= Work to be completed =
Report how many lines below include the string "subtitle". Please keep the reply to that number.

START Data listing

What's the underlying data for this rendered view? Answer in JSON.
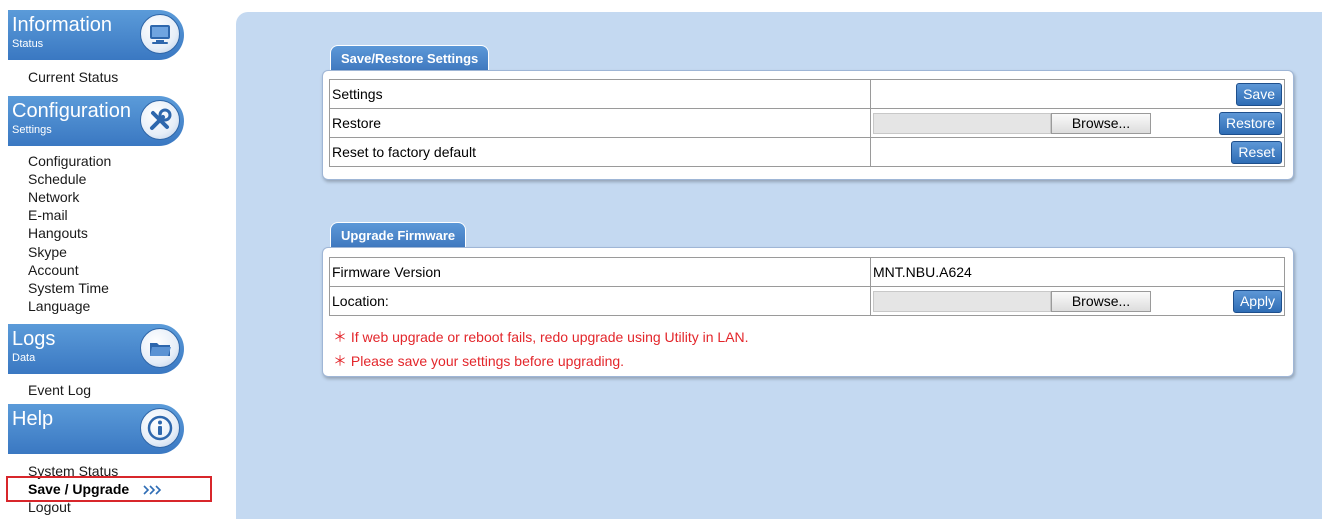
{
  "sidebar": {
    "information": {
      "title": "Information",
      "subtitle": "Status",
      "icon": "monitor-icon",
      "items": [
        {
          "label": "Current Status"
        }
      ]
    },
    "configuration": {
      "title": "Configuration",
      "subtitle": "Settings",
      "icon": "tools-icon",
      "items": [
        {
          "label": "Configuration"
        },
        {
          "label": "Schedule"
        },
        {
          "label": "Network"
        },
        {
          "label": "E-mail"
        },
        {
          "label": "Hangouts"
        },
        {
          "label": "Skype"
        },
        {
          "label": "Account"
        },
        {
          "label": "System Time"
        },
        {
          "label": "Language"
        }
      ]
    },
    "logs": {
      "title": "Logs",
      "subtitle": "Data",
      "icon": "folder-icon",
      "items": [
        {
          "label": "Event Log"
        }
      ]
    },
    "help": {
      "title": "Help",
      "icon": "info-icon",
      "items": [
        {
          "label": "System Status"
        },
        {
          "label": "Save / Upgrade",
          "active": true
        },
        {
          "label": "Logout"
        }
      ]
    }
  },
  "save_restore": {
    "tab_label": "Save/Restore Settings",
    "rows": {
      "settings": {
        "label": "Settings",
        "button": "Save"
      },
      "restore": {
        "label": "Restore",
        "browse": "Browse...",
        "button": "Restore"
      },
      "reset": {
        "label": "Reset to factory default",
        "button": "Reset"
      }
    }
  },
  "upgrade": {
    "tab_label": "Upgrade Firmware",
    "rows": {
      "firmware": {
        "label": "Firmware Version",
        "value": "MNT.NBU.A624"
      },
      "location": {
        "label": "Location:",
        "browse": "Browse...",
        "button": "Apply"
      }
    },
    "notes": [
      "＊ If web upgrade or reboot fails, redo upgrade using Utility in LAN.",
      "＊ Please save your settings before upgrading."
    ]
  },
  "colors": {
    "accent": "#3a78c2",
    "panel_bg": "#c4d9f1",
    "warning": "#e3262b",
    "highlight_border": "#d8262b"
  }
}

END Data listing

= Result of the exercise =
3